Ornellas also failed to disclose significant discrepancies in the ex-convict's account, they said in discovery demands. And they accused Ornellas of rigging a photo lineup.

"These are things that are beyond mere suspicion, things that are part and parcel of showing that there was a reckless disregard for the truth," defense lawyer Steven F. Gruel told the judge during a recent hearing. "What did Agent Ornellas really know and why is it coming out in piecemeal in some sort of protracted fashion that hides the ball as it progresses?"
FOR THE RECORD:
Pellicano investigation: An article in the June 7 California section about defense efforts to challenge the search that led to wiretapping charges against Hollywood private eye Anthony Pellicano referred to New York film producer Julius Nasso as a reputed Gambino crime family member. In a federal indictment charging Nasso with conspiring with members of the Gambino crime family to extort millions of dollars from actor Steven Seagal, Nasso was named an associate of the crime family, not a member. He pleaded guilty in 2003 and was sentenced to one year in prison. The article also said the case had yet to live up to its billing as a major Hollywood scandal, netting so far several guilty pleas to perjury charges. It should have said the case so far has netted guilty pleas for perjury, lying, wiretapping, computer fraud and other charges, but has not led to convictions of any Hollywood powerhouses.

Ornellas did not return calls. The FBI declined to comment, referring questions to a spokesman for the U.S. attorney's office, who provided a filing from the earlier legal battle over the search warrant, asserting that Ornellas did nothing reckless or dishonest.

Ornellas' search warrant affidavit went through multiple levels of review at the U.S. attorney's office in Los Angeles as well as at the Department of Justice's Office of Enforcement Operations in Washington, D.C., the filing says.

The Pellicano wiretapping and racketeering case shook the entertainment industry with its intimations of eavesdropping on the secrets of industry powerhouses. But it has yet to live up to its billing as a major Hollywood scandal, netting so far several guilty pleas to perjury charges.

Energized by the new evidence -- FBI reports and confidential documents -- the defense is shifting to the offensive, trying to take the heart out of the prosecution's case

Defense lawyers have been previewing their new tack in discovery demands that will be pulled together in a motion to be filed in July, requesting a new hearing on the warrant. Donald Re, the attorney who filed the original unsuccessful challenge, said things could have turned out differently if the government had disclosed more swiftly everything it knew.

"What bothers me most about these revelations is that the decision against Anthony was very close," Re said in an interview. "If the government had previously disclosed any one of these problems with the affidavit, the decision could have been reversed."

Laurie L. Levenson, a professor at Loyola Law School in Los Angeles, said Pellicano faces a difficult "but not impossible" challenge.

"This is a key moment in this case," said Levenson, a former federal prosecutor. "It comes down to whether the defense can show that it was deliberately or recklessly false as opposed to just sloppy police work. You don't win these motions just because the police made a mistake."

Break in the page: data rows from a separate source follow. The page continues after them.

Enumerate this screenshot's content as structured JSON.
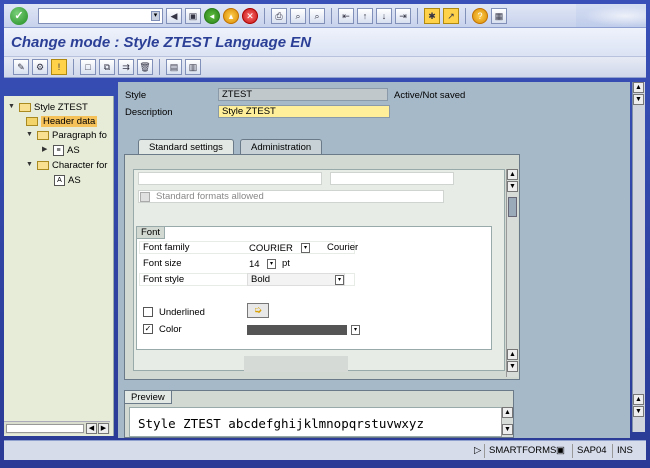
{
  "window": {
    "title": "Change mode : Style ZTEST Language EN"
  },
  "tree": {
    "items": [
      {
        "label": "Style ZTEST"
      },
      {
        "label": "Header data"
      },
      {
        "label": "Paragraph fo"
      },
      {
        "label": "AS"
      },
      {
        "label": "Character for"
      },
      {
        "label": "AS"
      }
    ]
  },
  "header": {
    "style_label": "Style",
    "style_value": "ZTEST",
    "status": "Active/Not saved",
    "description_label": "Description",
    "description_value": "Style ZTEST"
  },
  "tabs": [
    {
      "label": "Standard settings"
    },
    {
      "label": "Administration"
    }
  ],
  "standard": {
    "formats_allowed": "Standard formats allowed"
  },
  "font": {
    "group_title": "Font",
    "family_label": "Font family",
    "family_value": "COURIER",
    "family_desc": "Courier",
    "size_label": "Font size",
    "size_value": "14",
    "size_unit": "pt",
    "style_label": "Font style",
    "style_value": "Bold",
    "underlined_label": "Underlined",
    "color_label": "Color"
  },
  "preview": {
    "title": "Preview",
    "text": "Style ZTEST abcdefghijklmnopqrstuvwxyz"
  },
  "status": {
    "system": "SMARTFORMS",
    "server": "SAP04",
    "mode": "INS"
  }
}
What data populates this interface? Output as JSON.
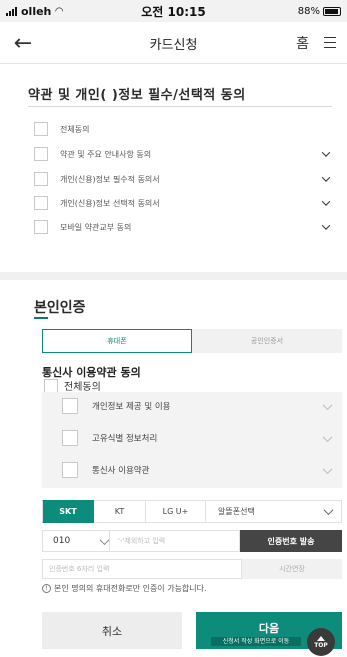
{
  "status_bar": {
    "carrier": "olleh",
    "time": "오전 10:15",
    "battery": "88%"
  },
  "header": {
    "title": "카드신청",
    "home_label": "홈"
  },
  "terms": {
    "title": "약관 및 개인(    )정보 필수/선택적 동의",
    "items": [
      {
        "label": "전체동의",
        "expandable": false
      },
      {
        "label": "약관 및 주요 안내사항 동의",
        "expandable": true
      },
      {
        "label": "개인(신용)정보 필수적 동의서",
        "expandable": true
      },
      {
        "label": "개인(신용)정보 선택적 동의서",
        "expandable": true
      },
      {
        "label": "모바일 약관교부 동의",
        "expandable": true
      }
    ]
  },
  "identity": {
    "title": "본인인증",
    "tabs": [
      {
        "label": "휴대폰",
        "active": true
      },
      {
        "label": "공인인증서",
        "active": false
      }
    ],
    "carrier_terms_title": "통신사 이용약관 동의",
    "agree_all": "전체동의",
    "sub_items": [
      "개인정보 제공 및 이용",
      "고유식별 정보처리",
      "통신사 이용약관"
    ],
    "carriers": [
      "SKT",
      "KT",
      "LG U+",
      "알뜰폰선택"
    ],
    "active_carrier": "SKT",
    "phone_prefix": "010",
    "phone_placeholder": "'-'제외하고 입력",
    "send_button": "인증번호 발송",
    "code_placeholder": "인증번호 6자리 입력",
    "timer_label": "시간연장",
    "notice": "본인 명의의 휴대전화로만 인증이 가능합니다."
  },
  "actions": {
    "cancel": "취소",
    "next": "다음",
    "next_caption": "신청서 작성 화면으로 이동",
    "top": "TOP"
  },
  "colors": {
    "accent": "#0d8c7b",
    "dark_button": "#454545"
  }
}
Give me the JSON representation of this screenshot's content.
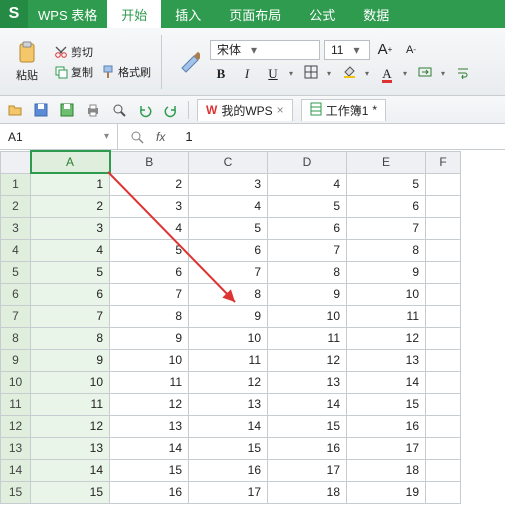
{
  "app": {
    "logo": "S",
    "name": "WPS 表格"
  },
  "menu": {
    "start": "开始",
    "insert": "插入",
    "pagelayout": "页面布局",
    "formulas": "公式",
    "data": "数据"
  },
  "ribbon": {
    "paste": "粘贴",
    "cut": "剪切",
    "copy": "复制",
    "formatpainter": "格式刷",
    "font_name": "宋体",
    "font_size": "11",
    "bold": "B",
    "italic": "I",
    "underline": "U",
    "increaseA": "A",
    "decreaseA": "A",
    "fontcolorA": "A"
  },
  "quick": {
    "mywps": "我的WPS",
    "workbook": "工作簿1",
    "dirty": "*"
  },
  "formula": {
    "namebox": "A1",
    "fx": "fx",
    "value": "1"
  },
  "cols": [
    "A",
    "B",
    "C",
    "D",
    "E",
    "F"
  ],
  "selectedColIndex": 0,
  "rows": [
    {
      "r": 1,
      "v": [
        1,
        2,
        3,
        4,
        5
      ]
    },
    {
      "r": 2,
      "v": [
        2,
        3,
        4,
        5,
        6
      ]
    },
    {
      "r": 3,
      "v": [
        3,
        4,
        5,
        6,
        7
      ]
    },
    {
      "r": 4,
      "v": [
        4,
        5,
        6,
        7,
        8
      ]
    },
    {
      "r": 5,
      "v": [
        5,
        6,
        7,
        8,
        9
      ]
    },
    {
      "r": 6,
      "v": [
        6,
        7,
        8,
        9,
        10
      ]
    },
    {
      "r": 7,
      "v": [
        7,
        8,
        9,
        10,
        11
      ]
    },
    {
      "r": 8,
      "v": [
        8,
        9,
        10,
        11,
        12
      ]
    },
    {
      "r": 9,
      "v": [
        9,
        10,
        11,
        12,
        13
      ]
    },
    {
      "r": 10,
      "v": [
        10,
        11,
        12,
        13,
        14
      ]
    },
    {
      "r": 11,
      "v": [
        11,
        12,
        13,
        14,
        15
      ]
    },
    {
      "r": 12,
      "v": [
        12,
        13,
        14,
        15,
        16
      ]
    },
    {
      "r": 13,
      "v": [
        13,
        14,
        15,
        16,
        17
      ]
    },
    {
      "r": 14,
      "v": [
        14,
        15,
        16,
        17,
        18
      ]
    },
    {
      "r": 15,
      "v": [
        15,
        16,
        17,
        18,
        19
      ]
    }
  ]
}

The Pellicano case began with an act of intimidation against a Times reporter who was researching actor Steven Seagal's ties to organized crime, the government has said. Anita M. Busch awoke in June 2002 to find a dead fish and a red rose on the punctured windshield of her car below a note that read: "Stop!"

The next morning, a man telephoned the Times newsroom and left six "urgent" voicemails for Busch warning that "ruthless" people "back East" were behind the threat, Ornellas said in his affidavit for a search warrant.

The caller phoned the paper because "he did not want to see anybody get hurt," the affidavit said. In reality, the caller was a confidential witness who had been working as an FBI informant for nearly a year, prosecutors acknowledged recently in court.